I really hate to say this but I'm not in love with the formulas of these shadows. I am a bit of a formula snob, if something doesn't work well I get frustrated and often don't reach for it again. However, I have to say all of these shadows a very pigmented and I didn't notice any staining on the skin, although some of the blue and green shades did stain my brushes slightly.
Unfortunately, this matte formula not my favourite; I found I had to spend a bit more time blending to achieve a decent result. I did quite like the green mattes though, as I found they were the most blendable in this palette. I would probably reach for them again because I don't have this tone of green anywhere else in my collection.
My main issue with the mattes is that you can blend most them out to be a lovely wash of colour but if you want to go back in and deepen it it just ends up looking blocky on top of the nicely blended out part. However, the shade Poppies was very hard to blend. It's a very pigmented shadow but I have no idea how to make it look good, I tried a couple of different techniques but it never really got any better. I'd probably only ever use this shadow for liner, as there were many times when I tried to blend it out for literally 10 minutes and still didn't get the result I wanted.
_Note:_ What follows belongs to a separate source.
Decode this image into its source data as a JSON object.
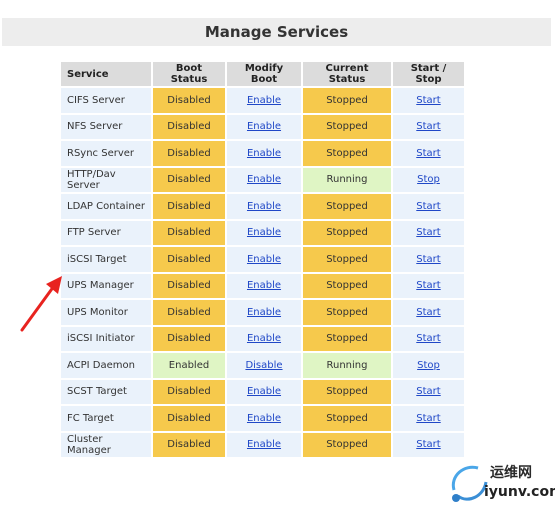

As you can probably see in the image below, I had some really trouble making this even look decent, let alone good. On this occasion I think I tried to blend this out for 15-20 minutes.
Trying to blend out Poppies
The satins are ok but I don't love satins, so they left me kind of underwhelmed. Thats no fault of the formula though, it's literally just a matter of preference. All of the satins have nicely pigmented and performed pretty well, with the exception of Scintillate, which didn't quite work as well as I had hoped. It's supposed to have a duochrome shift but it honestly barely showed up. I did also notice that that shade is getting a bit of hardpan too so just be aware of that. I did use the shade Wisp quite frequently and I do enjoy it, it's just a standard white satin but it helped to brighten any look, despite being more subtle than I typically would like brightening shades to be.
You might have noticed that I didn't do quite as many looks as I normally do when using a palette for a month and this is quite simply because I was struggling to work with the mattes in this palette. I didn't find myself enjoying my 'makeup playtime' the way I usually do, so I decided to stop before I got too jaded.
Now just because I don't love the formula doesn't necessarily mean it's bad, it just means I personally don't like it on myself. As I said before, I don't really get a lot of use out of satins but if you know you like them, I think this might be a fun palette to play with.The only matte that I objectively think is bad is Poppies, just because I found it so hard to blend. The other mattes are ok but I would recommend other formulas over this one.
I might try and pass on this palette to a friend who I know loves art history next time I see her, just so it gets some more love than I want to give it. Hopefully she gets on with the formula better than I do.
Thanks for reading!